Hickey also talked with employees during the visit, according to the center's director, but did not appear at an ensuing news briefing with U.S. Reps. Patrick Meehan and Mike Fitzpatrick, both Pennsylvania Republicans.
"The statement here was a mea culpa. They made a mistake and that they are trying to rectify it," Meehan said.
Her visit came as lawmakers in Washington prepared Monday to announce new steps to reform the beleaguered veterans agency.
Meehan said the VA Office of Inspector General is expected to release within the next month its findings on the city's VA facility, which processes benefits claims for parts of Pennsylvania, New Jersey, and Delaware, and also houses one of the nation's three VA pension management centers.

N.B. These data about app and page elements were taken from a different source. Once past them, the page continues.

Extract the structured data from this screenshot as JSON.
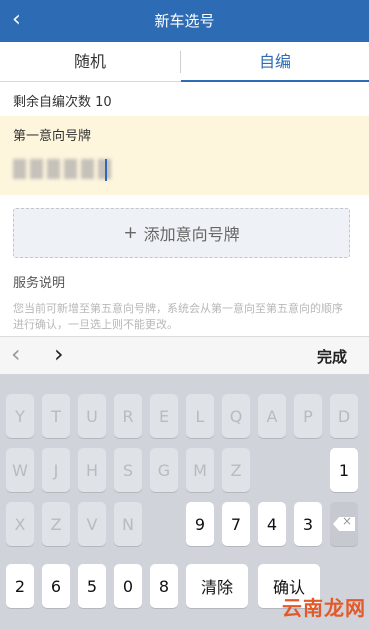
{
  "header": {
    "title": "新车选号",
    "back_glyph": "‹"
  },
  "tabs": [
    {
      "label": "随机",
      "selected": false
    },
    {
      "label": "自编",
      "selected": true
    }
  ],
  "remaining_text": "剩余自编次数 10",
  "first_choice": {
    "label": "第一意向号牌"
  },
  "add_button": {
    "plus": "+",
    "label": "添加意向号牌"
  },
  "service": {
    "title": "服务说明",
    "text": "您当前可新增至第五意向号牌，系统会从第一意向至第五意向的顺序进行确认，一旦选上则不能更改。"
  },
  "keyboard_toolbar": {
    "prev": "‹",
    "next": "›",
    "done": "完成"
  },
  "keyboard": {
    "row1": [
      "Y",
      "T",
      "U",
      "R",
      "E",
      "L",
      "Q",
      "A",
      "P",
      "D"
    ],
    "row2": [
      "W",
      "J",
      "H",
      "S",
      "G",
      "M",
      "Z",
      "1"
    ],
    "row3": [
      "X",
      "Z",
      "V",
      "N",
      "9",
      "7",
      "4",
      "3"
    ],
    "row4": [
      "2",
      "6",
      "5",
      "0",
      "8"
    ],
    "clear": "清除",
    "confirm": "确认"
  },
  "watermark": "云南龙网"
}
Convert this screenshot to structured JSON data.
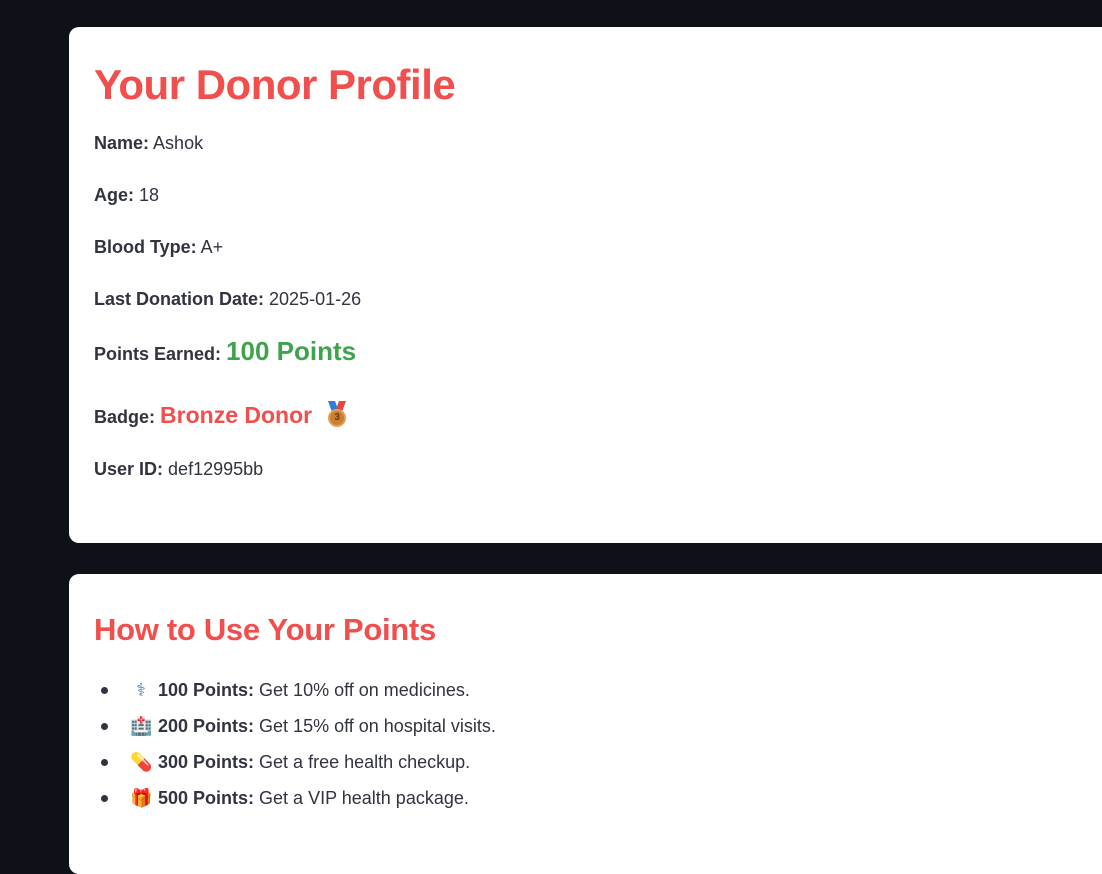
{
  "profile": {
    "title": "Your Donor Profile",
    "name_label": "Name:",
    "name_value": "Ashok",
    "age_label": "Age:",
    "age_value": "18",
    "blood_label": "Blood Type:",
    "blood_value": "A+",
    "last_donation_label": "Last Donation Date:",
    "last_donation_value": "2025-01-26",
    "points_label": "Points Earned:",
    "points_value": "100 Points",
    "badge_label": "Badge:",
    "badge_value": "Bronze Donor",
    "badge_icon": "bronze-medal-icon",
    "badge_medal_number": "3",
    "userid_label": "User ID:",
    "userid_value": "def12995bb"
  },
  "rewards": {
    "title": "How to Use Your Points",
    "items": [
      {
        "icon": "stethoscope-icon",
        "glyph": "⚕",
        "points": "100 Points:",
        "text": "Get 10% off on medicines."
      },
      {
        "icon": "hospital-icon",
        "glyph": "🏥",
        "points": "200 Points:",
        "text": "Get 15% off on hospital visits."
      },
      {
        "icon": "pill-icon",
        "glyph": "💊",
        "points": "300 Points:",
        "text": "Get a free health checkup."
      },
      {
        "icon": "gift-icon",
        "glyph": "🎁",
        "points": "500 Points:",
        "text": "Get a VIP health package."
      }
    ]
  },
  "colors": {
    "background": "#0e1117",
    "card": "#ffffff",
    "heading": "#f14e4e",
    "points": "#3fa34d",
    "text": "#31333f"
  }
}
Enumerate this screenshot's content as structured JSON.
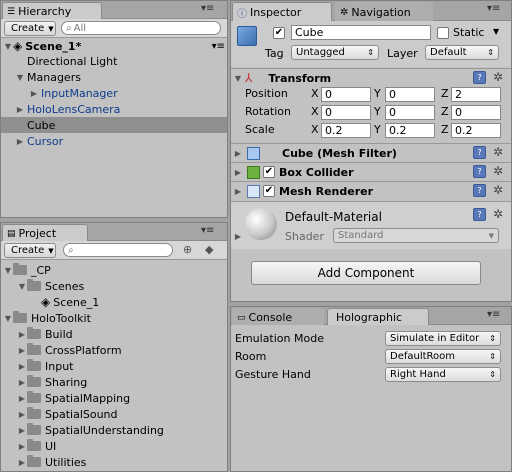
{
  "hierarchy": {
    "tab_label": "Hierarchy",
    "create_label": "Create",
    "search_placeholder": "All",
    "scene_label": "Scene_1*",
    "items": [
      {
        "label": "Directional Light",
        "prefab": false
      },
      {
        "label": "Managers",
        "prefab": false
      },
      {
        "label": "InputManager",
        "prefab": true
      },
      {
        "label": "HoloLensCamera",
        "prefab": true
      },
      {
        "label": "Cube",
        "prefab": false
      },
      {
        "label": "Cursor",
        "prefab": true
      }
    ]
  },
  "project": {
    "tab_label": "Project",
    "create_label": "Create",
    "items": [
      {
        "label": "_CP"
      },
      {
        "label": "Scenes"
      },
      {
        "label": "Scene_1"
      },
      {
        "label": "HoloToolkit"
      },
      {
        "label": "Build"
      },
      {
        "label": "CrossPlatform"
      },
      {
        "label": "Input"
      },
      {
        "label": "Sharing"
      },
      {
        "label": "SpatialMapping"
      },
      {
        "label": "SpatialSound"
      },
      {
        "label": "SpatialUnderstanding"
      },
      {
        "label": "UI"
      },
      {
        "label": "Utilities"
      }
    ]
  },
  "inspector": {
    "tab_label": "Inspector",
    "nav_tab_label": "Navigation",
    "object_name": "Cube",
    "static_label": "Static",
    "tag_label": "Tag",
    "tag_value": "Untagged",
    "layer_label": "Layer",
    "layer_value": "Default",
    "transform": {
      "title": "Transform",
      "position_label": "Position",
      "rotation_label": "Rotation",
      "scale_label": "Scale",
      "x": "X",
      "y": "Y",
      "z": "Z",
      "position": [
        "0",
        "0",
        "2"
      ],
      "rotation": [
        "0",
        "0",
        "0"
      ],
      "scale": [
        "0.2",
        "0.2",
        "0.2"
      ]
    },
    "mesh_filter_title": "Cube (Mesh Filter)",
    "box_collider_title": "Box Collider",
    "mesh_renderer_title": "Mesh Renderer",
    "material": {
      "name": "Default-Material",
      "shader_label": "Shader",
      "shader_value": "Standard"
    },
    "add_component_label": "Add Component"
  },
  "console": {
    "console_tab_label": "Console",
    "holographic_tab_label": "Holographic",
    "emulation_mode_label": "Emulation Mode",
    "emulation_mode_value": "Simulate in Editor",
    "room_label": "Room",
    "room_value": "DefaultRoom",
    "gesture_hand_label": "Gesture Hand",
    "gesture_hand_value": "Right Hand"
  }
}
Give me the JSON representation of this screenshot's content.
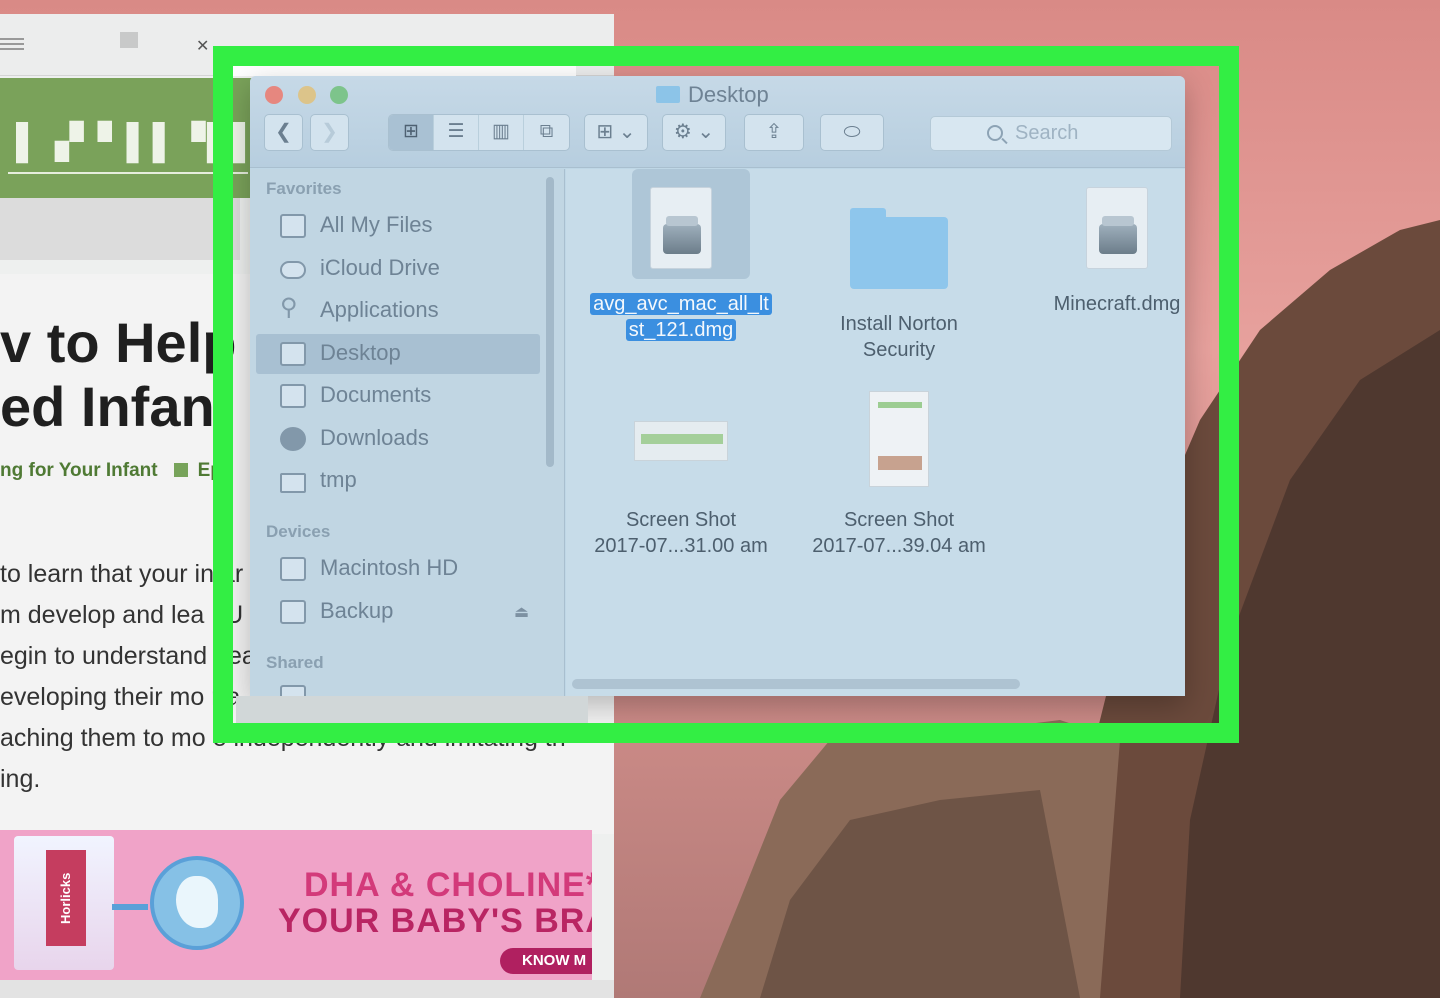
{
  "browser": {
    "logo_text": "▌▗▘▘▌▌▝▌▌▗▌g.",
    "title_line1": "v to Help a",
    "title_line2": "ed Infant",
    "category": "ng for Your Infant",
    "category_tail": "Epi",
    "body_lines": [
      "to learn that your infar",
      "m develop and lea . U",
      "egin to understand hea",
      "eveloping their mo r a",
      "aching them to mo e independently and imitating th",
      "ing."
    ],
    "ad": {
      "brand": "Horlicks",
      "line1": "DHA & CHOLINE*",
      "line2": "YOUR BABY'S BRAI",
      "cta": "KNOW M"
    }
  },
  "finder": {
    "title": "Desktop",
    "toolbar": {
      "back_icon": "chevron-left-icon",
      "forward_icon": "chevron-right-icon",
      "view_icons": [
        "icon-view-icon",
        "list-view-icon",
        "column-view-icon",
        "cover-flow-icon"
      ],
      "arrange_icon": "arrange-grid-icon",
      "action_icon": "gear-icon",
      "share_icon": "share-icon",
      "tag_icon": "tag-icon",
      "search_placeholder": "Search"
    },
    "sidebar": {
      "favorites_label": "Favorites",
      "favorites": [
        {
          "label": "All My Files",
          "icon": "all-files-icon"
        },
        {
          "label": "iCloud Drive",
          "icon": "cloud-icon"
        },
        {
          "label": "Applications",
          "icon": "applications-icon"
        },
        {
          "label": "Desktop",
          "icon": "desktop-icon"
        },
        {
          "label": "Documents",
          "icon": "documents-icon"
        },
        {
          "label": "Downloads",
          "icon": "downloads-icon"
        },
        {
          "label": "tmp",
          "icon": "folder-icon"
        }
      ],
      "devices_label": "Devices",
      "devices": [
        {
          "label": "Macintosh HD",
          "icon": "hard-drive-icon"
        },
        {
          "label": "Backup",
          "icon": "hard-drive-icon"
        }
      ],
      "shared_label": "Shared"
    },
    "files": [
      {
        "name_line1": "avg_avc_mac_all_lt",
        "name_line2": "st_121.dmg",
        "type": "dmg",
        "selected": true
      },
      {
        "name_line1": "Install Norton",
        "name_line2": "Security",
        "type": "folder",
        "selected": false
      },
      {
        "name_line1": "Minecraft.dmg",
        "name_line2": "",
        "type": "dmg",
        "selected": false
      },
      {
        "name_line1": "Screen Shot",
        "name_line2": "2017-07...31.00 am",
        "type": "screenshot",
        "selected": false
      },
      {
        "name_line1": "Screen Shot",
        "name_line2": "2017-07...39.04 am",
        "type": "screenshot",
        "selected": false
      }
    ]
  },
  "highlight_color": "#33ee44"
}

The office is investigating allegations that employees there have processed easy claims first to inflate performance numbers, shredded important mail from vets, and manipulated data to make the backlog of claims appear smaller. Hickey offered to visit the Philadelphia facility and give Meehan a tour and briefing during a June 14 hearing of the House Committee on Veterans Affairs at which the allegations were aired.
Also Monday, Sen. Pat Toomey (R., Pa.) released a letter sent to Sloan Gibson, acting secretary of the VA, calling the allegations out of Philadelphia "deeply disturbing.
"I would like to know how the veteran community can be assured that their disability claims are being properly handled and resolved in a timely manner," he wrote.
VA officials have said dates were changed on some claims at the Philadelphia office due to a misunderstanding of a systemwide policy and were not an intentional attempt to hide the backlog.
Meehan said the policy seemed straightforward to him, but did not say whether, after meeting with Hickey, he believes the manipulation was deliberate.
He said that "regardless of what the intention was," the allegations are of concern because they could mean delays for veterans.
Diana Rubens, who became the center's director July 14, also attended the meeting and said afterward that old mail and claims recently found in boxes at the center had not been neglected and were either for completed cases or considered nonessential correspondence.
"It is a complex process," she said. "And I think that's where some of the confusion has come. I hope that as we continue to dialogue, we will continue to improve the understanding."